Entries supplied: Begin

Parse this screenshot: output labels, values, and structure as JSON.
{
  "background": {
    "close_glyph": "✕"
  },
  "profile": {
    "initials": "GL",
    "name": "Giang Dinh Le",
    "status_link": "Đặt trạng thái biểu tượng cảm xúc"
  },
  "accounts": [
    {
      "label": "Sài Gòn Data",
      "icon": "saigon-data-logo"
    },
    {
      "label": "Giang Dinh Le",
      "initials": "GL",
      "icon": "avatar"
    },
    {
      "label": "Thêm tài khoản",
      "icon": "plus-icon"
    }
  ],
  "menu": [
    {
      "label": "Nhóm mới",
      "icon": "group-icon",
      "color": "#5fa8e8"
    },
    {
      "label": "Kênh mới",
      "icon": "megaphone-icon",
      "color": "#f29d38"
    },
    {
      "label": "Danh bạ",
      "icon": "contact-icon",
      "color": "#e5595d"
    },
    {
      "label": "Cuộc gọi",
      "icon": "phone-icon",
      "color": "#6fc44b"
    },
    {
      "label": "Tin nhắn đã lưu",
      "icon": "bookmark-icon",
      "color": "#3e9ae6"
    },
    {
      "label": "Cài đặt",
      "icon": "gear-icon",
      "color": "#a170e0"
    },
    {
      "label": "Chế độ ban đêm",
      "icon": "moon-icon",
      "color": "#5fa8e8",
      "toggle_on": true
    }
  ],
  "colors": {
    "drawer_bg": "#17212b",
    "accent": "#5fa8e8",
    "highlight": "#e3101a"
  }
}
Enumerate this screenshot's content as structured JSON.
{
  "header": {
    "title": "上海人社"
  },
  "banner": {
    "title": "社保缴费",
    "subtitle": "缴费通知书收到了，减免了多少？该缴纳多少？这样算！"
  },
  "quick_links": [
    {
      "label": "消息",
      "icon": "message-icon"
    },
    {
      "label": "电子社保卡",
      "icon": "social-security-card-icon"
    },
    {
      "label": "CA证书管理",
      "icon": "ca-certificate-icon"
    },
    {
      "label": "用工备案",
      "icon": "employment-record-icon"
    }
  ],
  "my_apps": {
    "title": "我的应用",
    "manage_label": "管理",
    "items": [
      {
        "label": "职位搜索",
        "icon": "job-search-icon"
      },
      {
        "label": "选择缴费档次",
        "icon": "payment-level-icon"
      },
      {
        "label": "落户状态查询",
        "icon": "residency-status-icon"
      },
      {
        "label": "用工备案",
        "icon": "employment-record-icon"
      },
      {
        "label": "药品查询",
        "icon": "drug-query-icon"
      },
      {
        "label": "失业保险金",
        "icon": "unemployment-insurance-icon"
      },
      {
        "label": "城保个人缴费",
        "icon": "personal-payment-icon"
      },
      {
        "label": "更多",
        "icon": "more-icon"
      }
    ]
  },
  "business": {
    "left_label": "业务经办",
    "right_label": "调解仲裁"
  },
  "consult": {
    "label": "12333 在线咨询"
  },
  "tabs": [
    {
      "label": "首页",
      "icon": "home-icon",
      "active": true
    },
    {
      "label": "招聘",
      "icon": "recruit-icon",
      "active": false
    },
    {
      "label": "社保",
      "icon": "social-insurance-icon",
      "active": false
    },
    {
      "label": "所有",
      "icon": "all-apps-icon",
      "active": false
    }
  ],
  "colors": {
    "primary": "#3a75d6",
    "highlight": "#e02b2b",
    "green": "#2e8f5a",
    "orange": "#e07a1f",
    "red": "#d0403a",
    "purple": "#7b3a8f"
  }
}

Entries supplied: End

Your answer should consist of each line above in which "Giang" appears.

    "name": "Giang Dinh Le",
      "label": "Giang Dinh Le",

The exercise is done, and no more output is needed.